Doing Justice to Bodies? Reflections on Food Justice, Race, and Biology
Version of Record online: 20 JUN 2012
© 2012 The Author. Antipode © 2012 Antipode Foundation Ltd.
Volume 46, Issue 5, pages 1153–1171, November 2014
How to Cite
2014), Doing Justice to Bodies? Reflections on Food Justice, Race, and Biology, Antipode, 46, pages 1153–1171, doi: 10.1111/anti.1017(
- Issue online: 13 OCT 2014
- Version of Record online: 20 JUN 2012
- food justice;

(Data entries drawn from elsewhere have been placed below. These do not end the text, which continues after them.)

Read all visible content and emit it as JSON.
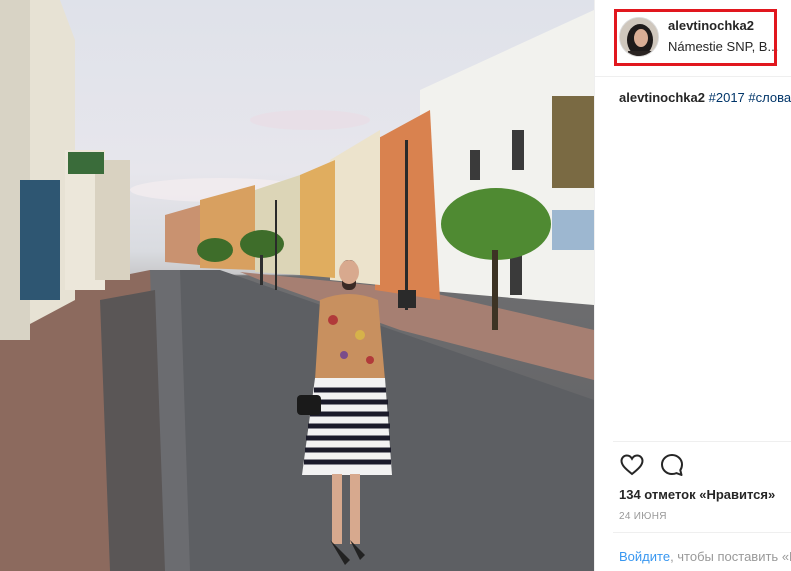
{
  "post": {
    "photo_alt": "",
    "header": {
      "username": "alevtinochka2",
      "location": "Námestie SNP, B..."
    },
    "caption": {
      "username": "alevtinochka2",
      "text": "#2017 #слова"
    },
    "actions": {
      "like_icon": "heart-icon",
      "comment_icon": "comment-icon"
    },
    "likes": "134 отметок «Нравится»",
    "date": "24 ИЮНЯ",
    "login_prompt": {
      "link_text": "Войдите",
      "rest_text": ", чтобы поставить «Нравится»"
    }
  },
  "colors": {
    "link": "#3897f0",
    "hashtag": "#003569",
    "highlight": "#e1171e",
    "muted": "#999999"
  }
}
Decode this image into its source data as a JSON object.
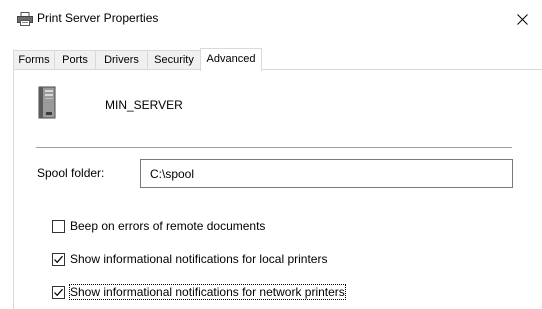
{
  "window": {
    "title": "Print Server Properties",
    "title_icon": "printer-icon",
    "close_icon": "close-icon"
  },
  "tabs": [
    {
      "label": "Forms",
      "active": false
    },
    {
      "label": "Ports",
      "active": false
    },
    {
      "label": "Drivers",
      "active": false
    },
    {
      "label": "Security",
      "active": false
    },
    {
      "label": "Advanced",
      "active": true
    }
  ],
  "server": {
    "icon": "server-icon",
    "name": "MIN_SERVER"
  },
  "spool": {
    "label": "Spool folder:",
    "value": "C:\\spool"
  },
  "options": [
    {
      "label": "Beep on errors of remote documents",
      "checked": false
    },
    {
      "label": "Show informational notifications for local printers",
      "checked": true
    },
    {
      "label": "Show informational notifications for network printers",
      "checked": true
    }
  ]
}
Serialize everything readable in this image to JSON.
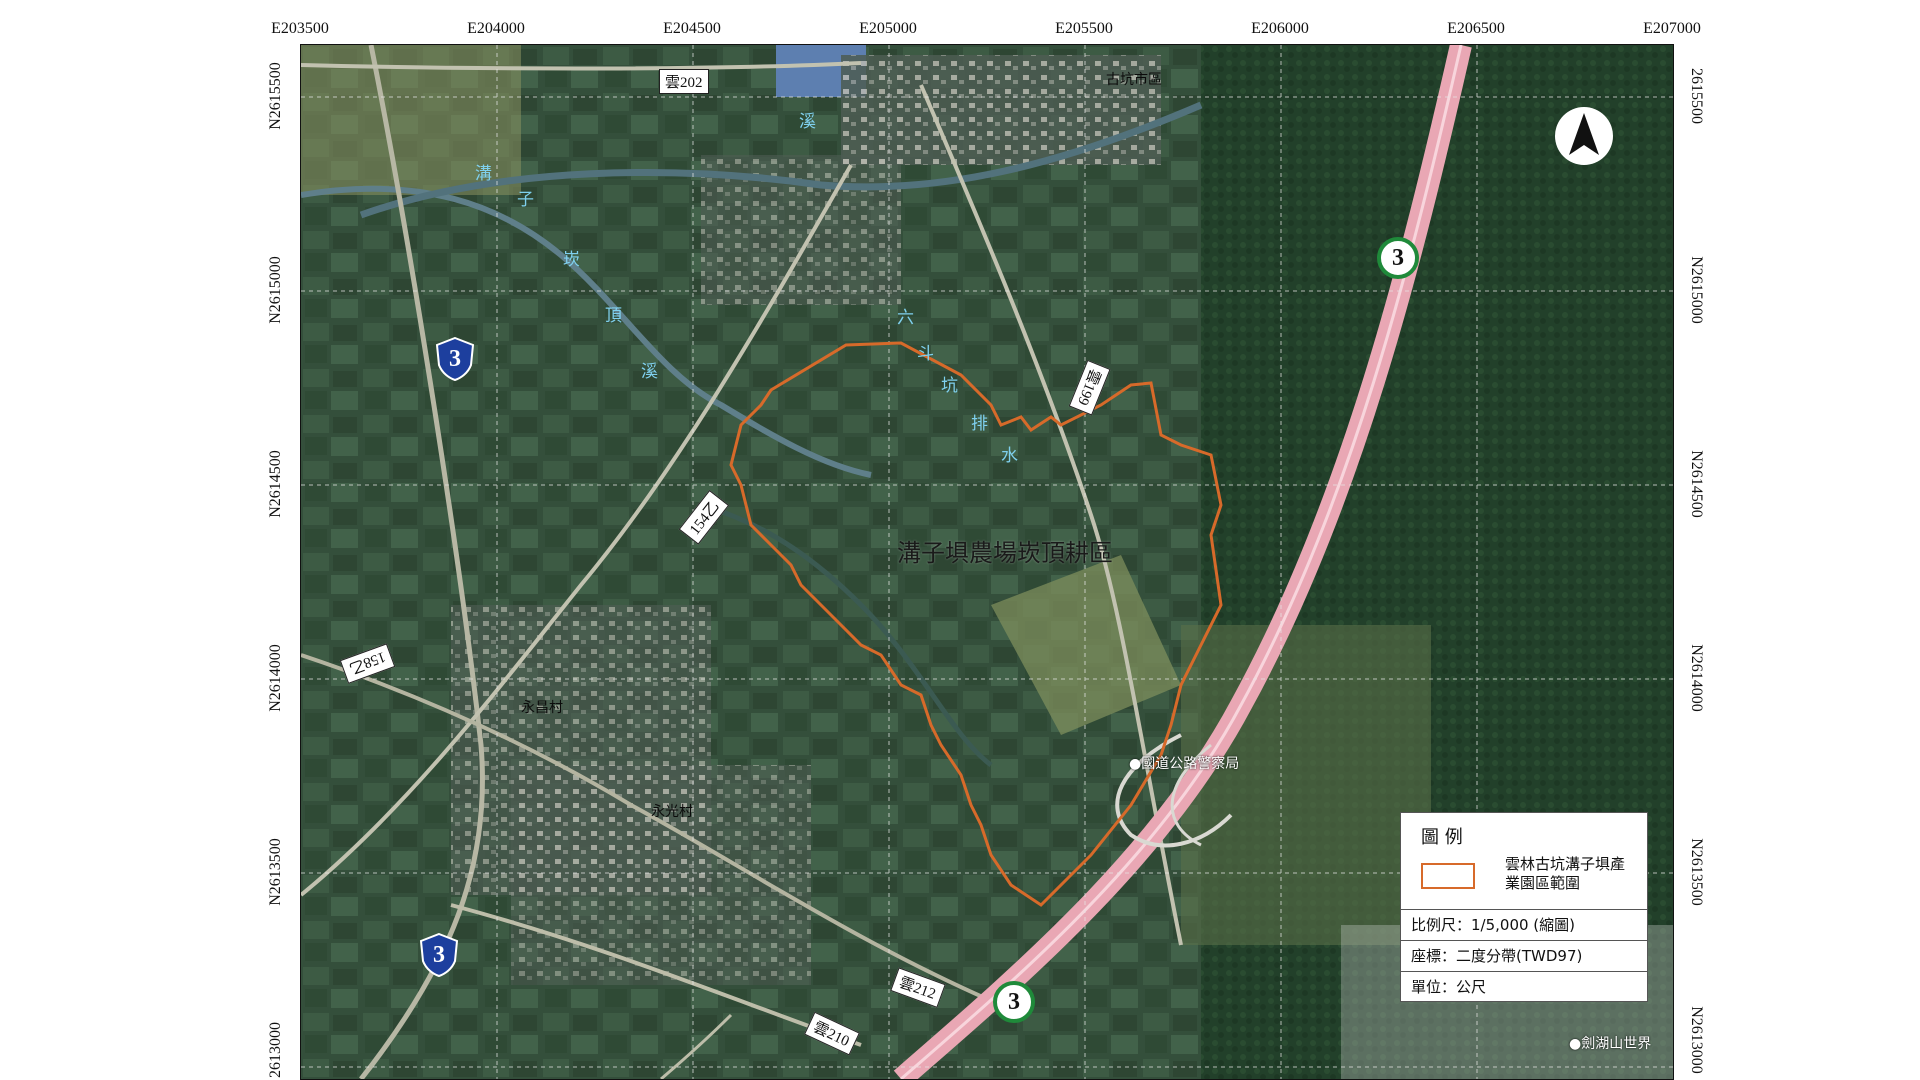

Abstract: The food justice concept takes disproportionate prevalence of obesity and type 2 diabetes among people of color as evidence of injustice. Yet several measurements of obesity are based on norms derived from white bodies, which can also be a source of injustice. Part of the conceptual problem lies with reticence to discuss questions of material bodily difference as it relates to race given the legacy of racial science. Noting the distinction between racialism and racism, this article explores ways to think about biological difference in raced bodies, without reducing it to genetics. It draws on insights from Foucauldian notions of race and the new science of epigenetics to suggest that biological difference is more an effect of racism than a cause. Several pathways to obesity exist that have less to do with current day food access or genetic inheritance than with differential exposures that are somatized epigenetically.